The IPF has been promoting the residential agenda among UK institutions. Robin Goodchild and Pam Craddock highlight the main issues
As the real estate markets of the world become more integrated, national anomalies become more apparent. The UK residential market is an excellent example. In most countries, institutional property portfolios include a meaningful exposure to the residential sector but in the UK it is negligible. While there is a significant variation in exposures, the global norm is around 15%.
It would be reasonable to expect that the main reason for this lack of investment is poor risk-adjusted returns. However, this is not the case, based on all the available evidence. Residential has delivered highly attractive long-term returns relative to the other main UK asset classes at modest volatility as well as low correlation. This would suggest that residential is an ideal asset for institutions to own.
Another reason could be political risks, which are always greater with residential than commercial, because shelter is a human right, so special government intervention has to be expected. For a long time strict rent controls were in force in the UK and private renting was positively discouraged. During this period, a number of insurance companies had bad experiences as private landlords, leaving deep scars in the memories of institutional investors.
However, the rules have changed markedly since the introduction of assured short-hold tenancies in 1989 and, as important, the Labour government of 1997 actively encouraged the private rented sector, in marked contrast with previous socialist administrations.
As a result, the climate for institutional involvement is today very different from the 1970s or 1980s. Institutions have been slow to respond, while individual investors have embraced the opportunity.

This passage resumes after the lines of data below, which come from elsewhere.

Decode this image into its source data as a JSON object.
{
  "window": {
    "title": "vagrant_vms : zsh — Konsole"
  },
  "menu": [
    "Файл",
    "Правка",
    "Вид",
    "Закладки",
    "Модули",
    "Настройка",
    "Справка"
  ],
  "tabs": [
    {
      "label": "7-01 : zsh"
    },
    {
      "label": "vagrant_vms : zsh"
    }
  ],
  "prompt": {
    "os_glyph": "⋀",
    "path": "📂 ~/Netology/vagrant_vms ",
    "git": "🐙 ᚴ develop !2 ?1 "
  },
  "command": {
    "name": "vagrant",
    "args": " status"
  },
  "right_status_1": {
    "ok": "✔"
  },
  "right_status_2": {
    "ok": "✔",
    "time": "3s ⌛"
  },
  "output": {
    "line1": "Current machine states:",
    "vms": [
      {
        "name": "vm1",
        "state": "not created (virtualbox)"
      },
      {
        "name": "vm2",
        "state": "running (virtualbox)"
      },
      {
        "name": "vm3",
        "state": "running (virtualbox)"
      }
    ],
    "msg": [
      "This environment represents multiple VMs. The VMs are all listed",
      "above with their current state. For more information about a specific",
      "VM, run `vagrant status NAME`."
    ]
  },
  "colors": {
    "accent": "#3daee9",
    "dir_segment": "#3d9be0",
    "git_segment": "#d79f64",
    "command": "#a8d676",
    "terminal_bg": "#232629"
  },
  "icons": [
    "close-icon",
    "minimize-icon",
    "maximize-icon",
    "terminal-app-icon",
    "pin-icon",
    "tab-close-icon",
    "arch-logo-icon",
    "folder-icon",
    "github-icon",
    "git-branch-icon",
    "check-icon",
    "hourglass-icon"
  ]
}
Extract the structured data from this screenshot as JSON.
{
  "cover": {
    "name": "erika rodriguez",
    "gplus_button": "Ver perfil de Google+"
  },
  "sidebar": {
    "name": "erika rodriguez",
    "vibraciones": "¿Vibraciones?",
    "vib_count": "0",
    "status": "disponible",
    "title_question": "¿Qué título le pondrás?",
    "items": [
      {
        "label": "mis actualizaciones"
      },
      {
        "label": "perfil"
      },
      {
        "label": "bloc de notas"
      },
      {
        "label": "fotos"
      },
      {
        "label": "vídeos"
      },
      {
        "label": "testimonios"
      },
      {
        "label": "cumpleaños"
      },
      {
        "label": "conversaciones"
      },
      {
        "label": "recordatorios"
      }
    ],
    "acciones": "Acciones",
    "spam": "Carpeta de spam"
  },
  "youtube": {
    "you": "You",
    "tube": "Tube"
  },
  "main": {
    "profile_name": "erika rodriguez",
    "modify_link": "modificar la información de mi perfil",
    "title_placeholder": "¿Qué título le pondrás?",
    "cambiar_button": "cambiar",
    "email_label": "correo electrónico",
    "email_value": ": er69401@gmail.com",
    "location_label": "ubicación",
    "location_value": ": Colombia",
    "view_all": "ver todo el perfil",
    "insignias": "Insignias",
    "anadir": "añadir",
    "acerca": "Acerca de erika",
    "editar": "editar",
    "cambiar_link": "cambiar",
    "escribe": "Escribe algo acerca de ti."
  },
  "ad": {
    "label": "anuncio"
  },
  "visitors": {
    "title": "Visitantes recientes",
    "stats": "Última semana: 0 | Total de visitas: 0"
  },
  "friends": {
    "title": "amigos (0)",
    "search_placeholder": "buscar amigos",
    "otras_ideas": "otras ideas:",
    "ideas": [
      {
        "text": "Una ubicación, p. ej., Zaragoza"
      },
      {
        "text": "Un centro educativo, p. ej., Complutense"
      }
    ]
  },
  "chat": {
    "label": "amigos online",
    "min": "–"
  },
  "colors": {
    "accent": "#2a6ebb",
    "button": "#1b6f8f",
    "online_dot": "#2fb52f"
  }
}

The buy-to-let mortgages market has grown from nothing to over £150bn (€180.2bn) in the past 15 years.
This sum is comparable with the whole Investment Property Databank (IPD) commercial property universe. Moreover, the UK coalition government has continued to promote institutional activity by adjusting stamp duty land tax, so portfolio transactions are taxed at the same rate as individual units, not the total purchase price, so levelling the playing field between individual and bulk purchasers.
The Investment Property Forum (IPF) has been keen to facilitate the debate around institutional investment in the sector. As a result of member interest, the IPF established a residential special interest group in 2009, under the leadership of Peter Pereira Gray, deputy CIO at The Wellcome Trust - an experienced investor in the sector.
In line with its mission, the IPF seeks to enhance the understanding and efficiency of residential property as an investment, including public, private, debt, equity and synthetic exposure, for its members and other interested parties, including government, by:
• Undertaking research and special projects and ensuring effective communication of this work;
• Providing education;
• Providing a forum for fellowship, discussion and debate among members and the wider investment community.
The IPF published research on the subject in 2007, ‘Large-scale Investor Opportunities in Residential Property: An Overview', by Professor Michael Ball, a leading academic in the field. The study identified a number of challenges in residential investing for institutions, as well as significant attractions. The IPF will be commissioning further research on more specific issues, for example, the impact of valuation practices on residential investment, as part of its 2011-15 research programme.
The residential special interest group held a seminar last year that was well received, and a series of workshops is planned for 2012, including sessions on social housing and on experiences from European investors in managing continental residential portfolios.
The group will also continue its interaction with the government. It played a leading role in drafting the Property Industry Alliance's response to a formal consultation paper, ‘Investment in the UK Private Rented Sector', released in 2010. While the initial reaction from the Treasury was unhelpful, subsequent interaction has been much more productive resulting in the changes to stamp duty land tax, as well as enhancements to the real estate investment trust (REIT) regime that will encourage investment in property generally.
There are a number of genuine obstacles to institutional investment in UK residential property. However, other issues are more perceived threats than real ones. The UK residential sector is in crisis with supply at its lowest output in peacetime since 1923; this level is inadequate to meet current needs, never mind future demand from an increasing population. Furthermore, supply is tightest in the area of greatest demand - London and the South East. The potential for institutional capital to fill this gap is enormous.
There is also considerable scope for institutions to increase standards in residential management. There would be considerable benefits to society in having responsible, reliable management that treats tenants as customers. One concern among institutions about residential investment is reputational risk. An undertaking to adhere to a management code of conduct, with rewards in the form of tax breaks to those landlords that comply, could be a win-win for all.
UK institutions have resisted the benefits of residential investment for some time, but market and political events suggest this could change over the next few years. The IPF intends to play an active role in promoting the debate around increasing institutional involvement in the sector, which could have significant benefits for both investors and government.
Robin Goodchild is chair of the IPF residential special interest group and Pam Craddock is IPF research director